One of the things that was highlighted during the Christchurch earthquake was that of computer data.  Businesses very wisely back up their data. Typically that back up server is on the premises. So, if you building is destroyed, so is your data. That was a problem faced by may Christchurch businesses.  Even those in the red zone whose data was not destroyed could not gain access to their servers.

The obvious solution is to back up offsite.  There are many services currently offer that.  I have around 1TB of backups here.  With my current ADSL, it would take almost 3mths with a perfect connection to upload 1TB.  The reality would probably be more like 4 months. The fact is it is not tenable with my ADSL. My connection probably isn’t that different to a lot of other Australians.

Let’s assume I have a 50Mbps FTTN connection, I would most likely have an upload speed of around 10-12Mbps. That would put the time to around just over a week.  Compare that possible speed to 400Mbps on fibre.  That equates to 6hours.

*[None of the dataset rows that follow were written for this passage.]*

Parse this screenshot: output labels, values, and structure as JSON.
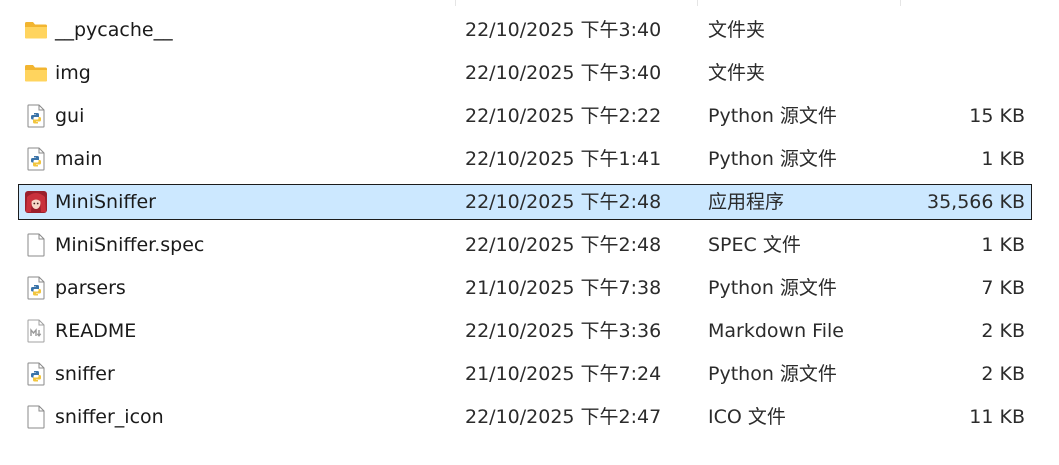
{
  "files": [
    {
      "name": "__pycache__",
      "date": "22/10/2025 下午3:40",
      "type": "文件夹",
      "size": "",
      "icon": "folder-icon",
      "selected": false
    },
    {
      "name": "img",
      "date": "22/10/2025 下午3:40",
      "type": "文件夹",
      "size": "",
      "icon": "folder-icon",
      "selected": false
    },
    {
      "name": "gui",
      "date": "22/10/2025 下午2:22",
      "type": "Python 源文件",
      "size": "15 KB",
      "icon": "python-file-icon",
      "selected": false
    },
    {
      "name": "main",
      "date": "22/10/2025 下午1:41",
      "type": "Python 源文件",
      "size": "1 KB",
      "icon": "python-file-icon",
      "selected": false
    },
    {
      "name": "MiniSniffer",
      "date": "22/10/2025 下午2:48",
      "type": "应用程序",
      "size": "35,566 KB",
      "icon": "app-icon",
      "selected": true
    },
    {
      "name": "MiniSniffer.spec",
      "date": "22/10/2025 下午2:48",
      "type": "SPEC 文件",
      "size": "1 KB",
      "icon": "blank-file-icon",
      "selected": false
    },
    {
      "name": "parsers",
      "date": "21/10/2025 下午7:38",
      "type": "Python 源文件",
      "size": "7 KB",
      "icon": "python-file-icon",
      "selected": false
    },
    {
      "name": "README",
      "date": "22/10/2025 下午3:36",
      "type": "Markdown File",
      "size": "2 KB",
      "icon": "markdown-file-icon",
      "selected": false
    },
    {
      "name": "sniffer",
      "date": "21/10/2025 下午7:24",
      "type": "Python 源文件",
      "size": "2 KB",
      "icon": "python-file-icon",
      "selected": false
    },
    {
      "name": "sniffer_icon",
      "date": "22/10/2025 下午2:47",
      "type": "ICO 文件",
      "size": "11 KB",
      "icon": "blank-file-icon",
      "selected": false
    }
  ],
  "colors": {
    "selection_fill": "#cce8ff",
    "selection_border": "#1c1c1c",
    "folder": "#f8c63a",
    "python_blue": "#3a73a8"
  }
}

FTTN may meet some domestic needs for the next 3-5 years, but may will strain at the lack of fast broadband. To say FTTN is enough is just paternalistic.

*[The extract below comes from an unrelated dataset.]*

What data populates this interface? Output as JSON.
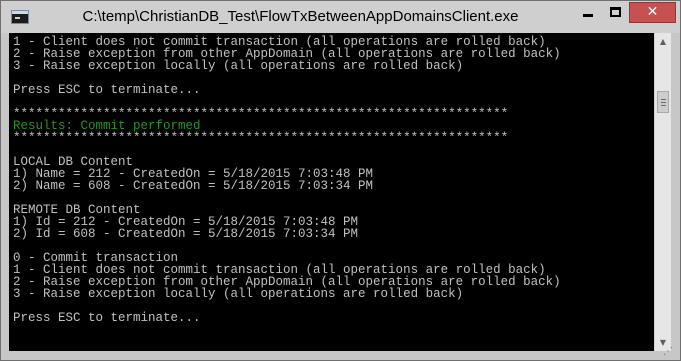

"Nielsen's Law of Internet bandwidth states that: a high-end user's connection speed grows by 50% per year."

FTTN has a use by date. That is at best 10 years.  That means the final copper will need to be replaced with…. You guessed it: fibre.  Why not do the job properly in the first place? Surely that’s the responsible thing to do for the taxpayer.

What’s the solution?

Copper has limits that we have already come to.  It was technology based on engineering standards from the 1920’s.  It is miracle we have been able get what we have got out of it.  The time has come to retire the copper network.

I often hear that wireless can deliver the speeds we need. That argument is flawed. We only have limited frequencies available and that means limited bandwidth. Fibre on the other hand uses light.  Light is electromagnetic radiation just like radio but at a much higher frequency.  That also means the sideband is wider which means more bandwidth.  If you want more bandwidth. Just add another strand of fibre.  You can’t argue with the laws of physics.

Fibre is the only solution.  It is faster than copper.  It lasts longer.  Speed doesn’t degrade over distance like copper does.

A fibre network is more expensive to build than a FTTN network in the short term.  However, in the future, the FTTN will need to be decommissioned and replaced with fibre. That seems illogical. Surely the responsible thing to do is to do the job properly in the first place.

The biggest criticism of the NBN has been cost.  We need the NBN. Can it be done for less? I think the answer is yes.  It has been over-engineered.  Check out Internode founder Simon Hackett’s presentation called “Building a Fibre NBN on a Copper budget” for some ideas